There's good reason for the extra spring in the step of Micky Flanagan's signature Cockney walk this evening. After nearly 15 years in comedy, and jobs before that which have included fish-packer and dishwasher, the Bethnal Green-bred 46-year-old was strutting out on to the stage of a venue that seats over 3,500 people and is synonymous with career ascendancy.
While much of Flanagan's language and some of his routines could be considered coarse, his cherubic face and generosity of spirit enable him to distance himself from any offence that might be given, even when assessing the seduction possibilities of a woman before and after the Gok Wan treatment. Much more deserving are those people who have let their teeth go, rather than just their looks: "Who are these people who give up on their nuggets?" Flanagan demands. "We're not between the wars!"

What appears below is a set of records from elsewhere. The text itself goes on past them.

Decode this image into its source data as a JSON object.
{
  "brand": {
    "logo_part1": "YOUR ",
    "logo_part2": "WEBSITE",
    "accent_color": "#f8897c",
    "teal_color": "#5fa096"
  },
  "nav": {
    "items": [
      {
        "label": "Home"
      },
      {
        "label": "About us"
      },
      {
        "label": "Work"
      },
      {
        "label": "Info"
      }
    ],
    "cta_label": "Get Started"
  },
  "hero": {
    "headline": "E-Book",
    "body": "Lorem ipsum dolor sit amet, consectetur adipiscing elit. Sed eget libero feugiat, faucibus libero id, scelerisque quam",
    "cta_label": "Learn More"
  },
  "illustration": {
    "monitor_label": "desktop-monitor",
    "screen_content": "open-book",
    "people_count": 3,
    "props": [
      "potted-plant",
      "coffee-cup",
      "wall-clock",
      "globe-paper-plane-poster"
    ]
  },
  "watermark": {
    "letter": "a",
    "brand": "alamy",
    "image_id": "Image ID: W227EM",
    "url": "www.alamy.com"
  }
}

Class, and sometimes the lack thereof, is at the core of Flanagan's material, which contrasts middle and working-class mores in the context of social changes since the 1970s, when Flanagan grew up. Ironically, this makes him a comic who could be considered "retro", a quality now prized by the kind of middle-class incomers who gentrified much of the East End he grew up in.
Without ever taking sides as such, as befits his own journey between classes, Flanagan ruffles middle-class feathers in a way that tickles them and is nostalgic about more working-class memories. While, in his childhood, his mum told him his complaints of hunger only meant he would enjoy his dinner more, now deli owners set extravagant prices for artichokes for the same reason.
In the intervening years, Flanagan got himself a degree (claiming that some of his fellow students were thinking: "The window cleaner is a bit keen isn't he?") and has clearly graduated to a prime position for social commentary.
Touring to 1 June ( www.mickyflanagan.com)